Task instructions: Report how many lines below include the string "blossom". Please keep the reply to that number.

The data:

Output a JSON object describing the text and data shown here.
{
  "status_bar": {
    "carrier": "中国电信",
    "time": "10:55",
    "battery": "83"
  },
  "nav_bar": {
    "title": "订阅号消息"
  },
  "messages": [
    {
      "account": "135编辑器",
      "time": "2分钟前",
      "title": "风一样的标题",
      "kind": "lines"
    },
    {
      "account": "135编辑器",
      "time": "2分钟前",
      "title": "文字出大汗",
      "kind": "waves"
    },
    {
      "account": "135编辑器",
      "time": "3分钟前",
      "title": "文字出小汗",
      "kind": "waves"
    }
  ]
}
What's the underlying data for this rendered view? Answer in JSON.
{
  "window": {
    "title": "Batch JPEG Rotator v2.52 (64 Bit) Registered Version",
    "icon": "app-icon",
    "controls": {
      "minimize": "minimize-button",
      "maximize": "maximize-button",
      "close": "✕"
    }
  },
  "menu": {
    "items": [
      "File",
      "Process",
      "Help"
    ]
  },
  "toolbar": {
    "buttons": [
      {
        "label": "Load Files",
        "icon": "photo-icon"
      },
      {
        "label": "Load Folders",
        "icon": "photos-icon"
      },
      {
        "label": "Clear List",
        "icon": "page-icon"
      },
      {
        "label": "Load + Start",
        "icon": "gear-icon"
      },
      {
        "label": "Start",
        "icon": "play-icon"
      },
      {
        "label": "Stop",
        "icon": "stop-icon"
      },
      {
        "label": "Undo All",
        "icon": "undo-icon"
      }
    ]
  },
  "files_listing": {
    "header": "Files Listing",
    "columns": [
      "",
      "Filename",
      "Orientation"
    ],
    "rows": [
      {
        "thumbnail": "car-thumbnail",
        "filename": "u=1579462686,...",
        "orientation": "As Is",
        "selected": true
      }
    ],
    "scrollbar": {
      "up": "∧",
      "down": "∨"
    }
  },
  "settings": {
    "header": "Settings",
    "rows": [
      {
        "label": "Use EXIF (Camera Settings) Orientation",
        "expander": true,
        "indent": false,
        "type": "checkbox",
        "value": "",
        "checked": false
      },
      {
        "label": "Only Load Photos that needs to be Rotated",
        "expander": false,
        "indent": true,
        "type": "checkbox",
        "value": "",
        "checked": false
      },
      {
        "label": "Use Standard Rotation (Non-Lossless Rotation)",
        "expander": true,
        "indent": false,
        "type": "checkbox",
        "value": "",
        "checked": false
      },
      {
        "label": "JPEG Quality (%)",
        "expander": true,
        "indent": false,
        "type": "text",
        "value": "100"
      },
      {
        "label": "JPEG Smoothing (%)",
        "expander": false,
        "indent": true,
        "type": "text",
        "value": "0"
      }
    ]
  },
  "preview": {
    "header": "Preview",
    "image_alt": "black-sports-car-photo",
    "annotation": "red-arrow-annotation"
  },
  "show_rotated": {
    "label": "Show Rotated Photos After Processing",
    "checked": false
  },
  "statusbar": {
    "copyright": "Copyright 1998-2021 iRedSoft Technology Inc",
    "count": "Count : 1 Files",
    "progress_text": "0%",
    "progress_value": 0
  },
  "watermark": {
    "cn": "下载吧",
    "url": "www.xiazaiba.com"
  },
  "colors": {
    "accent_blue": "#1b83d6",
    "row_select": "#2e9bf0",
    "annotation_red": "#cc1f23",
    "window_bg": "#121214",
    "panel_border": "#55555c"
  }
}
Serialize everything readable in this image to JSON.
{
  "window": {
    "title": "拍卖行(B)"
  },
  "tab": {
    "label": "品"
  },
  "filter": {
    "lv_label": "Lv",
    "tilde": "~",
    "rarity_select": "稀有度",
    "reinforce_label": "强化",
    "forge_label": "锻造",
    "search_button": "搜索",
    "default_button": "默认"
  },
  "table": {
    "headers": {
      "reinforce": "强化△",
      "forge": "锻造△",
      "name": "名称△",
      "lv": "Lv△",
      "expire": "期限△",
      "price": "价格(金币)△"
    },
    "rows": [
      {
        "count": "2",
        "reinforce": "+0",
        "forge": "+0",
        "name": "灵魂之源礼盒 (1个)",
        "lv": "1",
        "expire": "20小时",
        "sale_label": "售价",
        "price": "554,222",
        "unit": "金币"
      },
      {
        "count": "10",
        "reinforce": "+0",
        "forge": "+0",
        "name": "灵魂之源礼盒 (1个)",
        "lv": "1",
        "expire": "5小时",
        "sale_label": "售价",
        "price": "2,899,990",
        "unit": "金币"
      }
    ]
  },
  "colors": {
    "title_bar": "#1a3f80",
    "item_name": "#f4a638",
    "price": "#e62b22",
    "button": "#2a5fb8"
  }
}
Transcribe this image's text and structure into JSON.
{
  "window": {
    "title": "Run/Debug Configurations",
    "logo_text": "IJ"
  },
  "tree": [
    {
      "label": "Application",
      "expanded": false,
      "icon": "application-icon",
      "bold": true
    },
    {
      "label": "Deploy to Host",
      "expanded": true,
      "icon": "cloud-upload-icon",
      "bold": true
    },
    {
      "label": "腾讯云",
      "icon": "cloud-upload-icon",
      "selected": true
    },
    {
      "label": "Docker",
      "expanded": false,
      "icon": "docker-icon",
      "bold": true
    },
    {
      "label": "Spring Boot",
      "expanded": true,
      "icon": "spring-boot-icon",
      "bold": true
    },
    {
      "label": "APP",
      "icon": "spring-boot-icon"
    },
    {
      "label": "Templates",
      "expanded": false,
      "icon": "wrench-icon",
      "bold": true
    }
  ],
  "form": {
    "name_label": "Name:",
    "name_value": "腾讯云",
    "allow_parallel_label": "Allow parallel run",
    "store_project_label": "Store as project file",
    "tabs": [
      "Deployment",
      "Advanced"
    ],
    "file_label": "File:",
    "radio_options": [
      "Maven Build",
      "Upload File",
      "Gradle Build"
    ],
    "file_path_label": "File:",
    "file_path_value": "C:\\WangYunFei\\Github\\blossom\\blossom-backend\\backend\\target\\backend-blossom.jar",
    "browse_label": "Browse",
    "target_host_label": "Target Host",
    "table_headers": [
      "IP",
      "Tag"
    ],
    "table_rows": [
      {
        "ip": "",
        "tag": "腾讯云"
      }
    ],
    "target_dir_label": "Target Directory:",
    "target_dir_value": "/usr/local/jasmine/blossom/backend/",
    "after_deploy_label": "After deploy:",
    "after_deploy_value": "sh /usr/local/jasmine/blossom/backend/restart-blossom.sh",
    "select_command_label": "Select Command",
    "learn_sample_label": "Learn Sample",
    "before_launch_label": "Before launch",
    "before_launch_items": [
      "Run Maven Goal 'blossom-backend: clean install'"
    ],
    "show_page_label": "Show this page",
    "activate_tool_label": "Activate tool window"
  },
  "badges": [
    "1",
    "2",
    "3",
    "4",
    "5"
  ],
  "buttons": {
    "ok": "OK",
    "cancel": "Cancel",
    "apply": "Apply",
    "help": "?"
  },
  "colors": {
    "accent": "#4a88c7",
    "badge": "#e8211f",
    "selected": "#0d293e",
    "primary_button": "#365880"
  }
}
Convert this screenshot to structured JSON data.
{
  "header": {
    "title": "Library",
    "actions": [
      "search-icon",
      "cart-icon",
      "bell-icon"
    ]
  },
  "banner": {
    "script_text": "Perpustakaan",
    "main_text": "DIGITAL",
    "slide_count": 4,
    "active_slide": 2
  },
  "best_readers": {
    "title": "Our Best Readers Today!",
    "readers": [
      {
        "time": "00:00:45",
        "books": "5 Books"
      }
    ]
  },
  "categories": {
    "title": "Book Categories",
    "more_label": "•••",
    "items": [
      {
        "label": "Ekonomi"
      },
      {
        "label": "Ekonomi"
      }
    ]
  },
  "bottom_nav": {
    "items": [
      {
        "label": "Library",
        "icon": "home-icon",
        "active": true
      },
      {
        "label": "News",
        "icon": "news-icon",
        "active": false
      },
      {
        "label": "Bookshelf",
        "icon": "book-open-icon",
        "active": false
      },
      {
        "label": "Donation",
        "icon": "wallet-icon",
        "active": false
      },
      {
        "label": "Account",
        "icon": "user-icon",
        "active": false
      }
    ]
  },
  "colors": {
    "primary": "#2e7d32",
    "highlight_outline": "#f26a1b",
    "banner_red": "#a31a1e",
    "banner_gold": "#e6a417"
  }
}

Written solution: 4